Problem description —
Among the records, find the lines that hold the string "JSON" and return them.

Records —
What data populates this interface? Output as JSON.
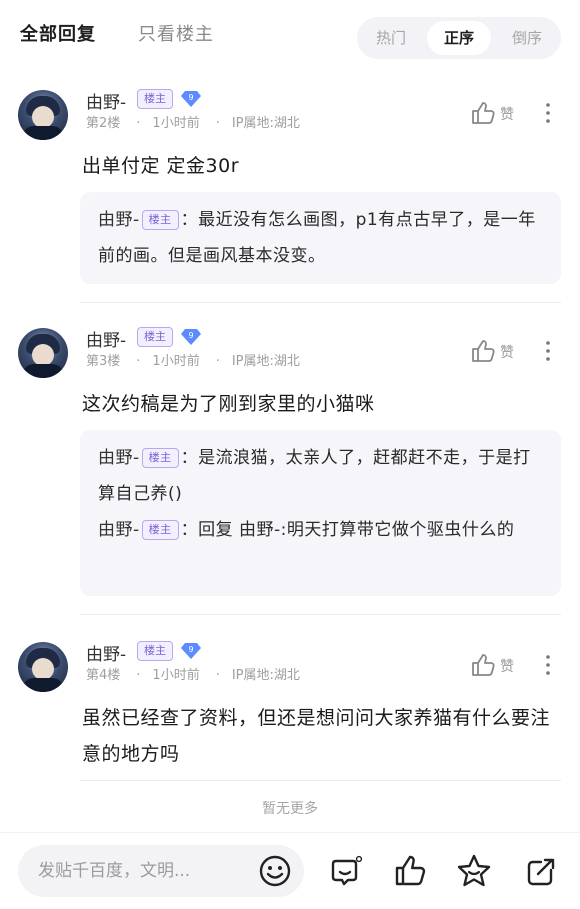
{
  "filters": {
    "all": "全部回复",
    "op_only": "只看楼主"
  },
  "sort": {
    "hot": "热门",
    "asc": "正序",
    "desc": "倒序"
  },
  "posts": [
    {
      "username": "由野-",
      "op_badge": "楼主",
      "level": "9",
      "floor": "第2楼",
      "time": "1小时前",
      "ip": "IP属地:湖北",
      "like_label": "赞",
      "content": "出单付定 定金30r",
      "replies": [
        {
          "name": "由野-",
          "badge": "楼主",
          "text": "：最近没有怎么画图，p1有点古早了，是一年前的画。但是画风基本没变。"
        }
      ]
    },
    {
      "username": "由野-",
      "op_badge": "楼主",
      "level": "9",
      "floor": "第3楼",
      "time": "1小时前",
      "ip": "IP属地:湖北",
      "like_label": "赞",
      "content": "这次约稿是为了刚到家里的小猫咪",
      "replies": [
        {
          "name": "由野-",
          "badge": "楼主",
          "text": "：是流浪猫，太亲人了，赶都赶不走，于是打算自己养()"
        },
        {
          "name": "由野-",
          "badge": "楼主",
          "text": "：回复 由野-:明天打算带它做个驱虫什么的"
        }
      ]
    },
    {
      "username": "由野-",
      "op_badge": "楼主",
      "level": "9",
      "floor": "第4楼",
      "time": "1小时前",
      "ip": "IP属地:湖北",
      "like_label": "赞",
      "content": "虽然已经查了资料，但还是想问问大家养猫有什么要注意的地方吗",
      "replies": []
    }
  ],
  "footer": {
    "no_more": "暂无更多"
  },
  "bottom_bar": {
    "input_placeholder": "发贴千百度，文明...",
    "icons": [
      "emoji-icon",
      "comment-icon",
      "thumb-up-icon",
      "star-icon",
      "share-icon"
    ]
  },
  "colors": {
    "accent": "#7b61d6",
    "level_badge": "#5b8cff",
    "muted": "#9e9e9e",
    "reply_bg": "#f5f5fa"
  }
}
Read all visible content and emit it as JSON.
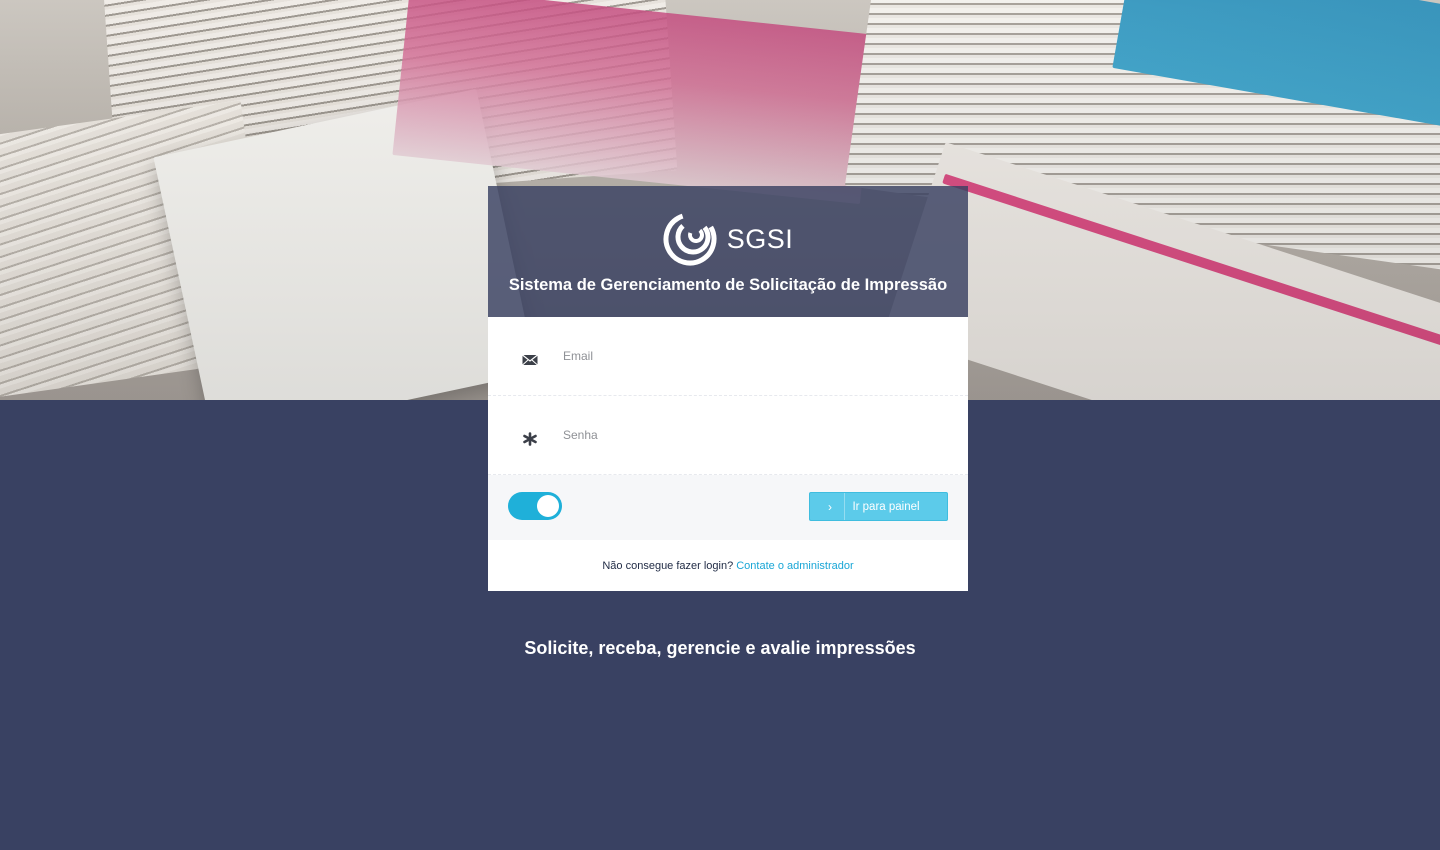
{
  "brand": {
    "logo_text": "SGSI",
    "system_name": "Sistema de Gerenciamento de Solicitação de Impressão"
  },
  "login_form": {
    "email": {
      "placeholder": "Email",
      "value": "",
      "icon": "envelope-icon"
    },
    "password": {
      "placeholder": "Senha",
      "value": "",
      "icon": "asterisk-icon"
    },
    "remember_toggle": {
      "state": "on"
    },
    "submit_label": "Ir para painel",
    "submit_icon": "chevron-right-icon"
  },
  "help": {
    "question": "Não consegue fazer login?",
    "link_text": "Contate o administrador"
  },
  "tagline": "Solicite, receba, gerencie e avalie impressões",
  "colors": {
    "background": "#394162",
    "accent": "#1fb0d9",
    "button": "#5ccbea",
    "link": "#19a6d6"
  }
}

Answer to the exercise —
What data populates this interface? Output as JSON.
Read all visible content and emit it as JSON.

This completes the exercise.